  • Muscle and bone changes
    • Decreasing oestrogen results in increasing calcium loss.
    • 1 in 3 women after the age of 50 experience a “fragility fracture”
  • Metabolic changes- increased risk of cardiovascular disease (the leading cause of death in women)
    • Oestrogen made by the body, protects against heart disease by raising the level of HDL cholesterol in the blood.
  • Urogenital symptoms (genitourinary syndrome of menopause GSM)
    • vaginal dryness, irritation, itching
    • pain with intercourse (dyspareunia)
    • increased risk of urinary tract infections (thinning in the urinary tract tissue)
    • relaxation of pelvic floor muscles

Exercise and Menopause

Regular exercise is important in all stages of life but can be particularly helpful to manage symptoms associated with managing menopause. A mix of both cardiovascular exercise and strength training are equally important for women during this period. For postmenopausal women, research has shown that those who participate in regular resistance training are less likely to experience losses in muscle mass and strength compared to those who participate in other forms of exercise, such as stretching and mobility.

Pelvic Floor Health and Menopause

Genitourinary Syndrome of Menopause (GSM) is a term used to describe the multiple anatomical and functional changes that affect the external genitalia, vagina, bladder, urethra and pelvic floor tissues, which occur at menopause. It is estimated that at least 50% of women suffer from GSM but only 7-10% seek advice.

GSM increases the risk of:

  • Vaginal infections - changes in the acid balance of the vagina make vaginal infections more likely.
  • Urinary problems - urinary changes may include increased frequency or urgency of urination or burning with urination. Some women experience more urinary tract infections or urine leakage (incontinence).

Urinary incontinence affects more than 50% of post-menopausal women.
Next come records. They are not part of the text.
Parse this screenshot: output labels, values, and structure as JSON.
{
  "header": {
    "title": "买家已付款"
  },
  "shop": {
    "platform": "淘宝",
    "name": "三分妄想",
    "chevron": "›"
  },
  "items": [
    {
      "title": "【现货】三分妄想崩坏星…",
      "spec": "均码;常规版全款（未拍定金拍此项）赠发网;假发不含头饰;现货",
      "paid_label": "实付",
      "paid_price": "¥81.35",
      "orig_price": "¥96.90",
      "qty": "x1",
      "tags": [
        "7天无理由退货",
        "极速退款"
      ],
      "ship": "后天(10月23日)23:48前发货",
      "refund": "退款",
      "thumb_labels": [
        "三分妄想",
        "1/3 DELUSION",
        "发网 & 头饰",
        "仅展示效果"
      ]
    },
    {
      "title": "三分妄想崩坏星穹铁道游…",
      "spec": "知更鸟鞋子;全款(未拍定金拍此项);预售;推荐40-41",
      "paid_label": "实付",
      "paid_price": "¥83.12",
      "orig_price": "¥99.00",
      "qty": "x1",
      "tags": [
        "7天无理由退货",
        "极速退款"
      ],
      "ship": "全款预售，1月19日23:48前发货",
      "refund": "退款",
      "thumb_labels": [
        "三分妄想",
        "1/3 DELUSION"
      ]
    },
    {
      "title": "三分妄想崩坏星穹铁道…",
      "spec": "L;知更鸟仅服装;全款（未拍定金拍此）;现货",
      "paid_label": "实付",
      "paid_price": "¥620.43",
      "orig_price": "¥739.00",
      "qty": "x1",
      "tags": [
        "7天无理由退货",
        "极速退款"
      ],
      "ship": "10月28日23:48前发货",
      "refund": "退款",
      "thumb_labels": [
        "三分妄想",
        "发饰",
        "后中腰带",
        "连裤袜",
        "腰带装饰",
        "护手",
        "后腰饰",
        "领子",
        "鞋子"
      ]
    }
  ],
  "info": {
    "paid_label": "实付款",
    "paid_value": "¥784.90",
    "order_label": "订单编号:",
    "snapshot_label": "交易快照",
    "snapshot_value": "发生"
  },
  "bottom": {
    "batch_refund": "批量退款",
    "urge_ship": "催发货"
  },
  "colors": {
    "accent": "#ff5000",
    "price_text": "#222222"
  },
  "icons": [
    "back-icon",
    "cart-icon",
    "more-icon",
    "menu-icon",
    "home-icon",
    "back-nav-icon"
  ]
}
How can a Physiotherapist help?

Ramsay Health Plus women’s health physiotherapists are experienced in treating menopausal symptoms to help women through this difficult phase of their lives and can assess you individually and tailor an exercise program to address any particular issues and goals that patients may have.

An evaluation with a women’s health physiotherapist will typically involve discussing specific symptoms, evaluating pelvic floor health and general mobility and posture.

Based on the evaluation, a specific treatment program will be devised to help maintain the body in optimal condition. General exercise and targeted exercises can help to restore strength, cardiovascular fitness and balance, helping to improve wellbeing.

Ramsay Health Plus Figtree offers women-centred physiotherapy services to assess, diagnosis and treat a variety of conditions that affect women throughout their life stages; from early adulthood to pregnancy, post-partum, menopause and beyond.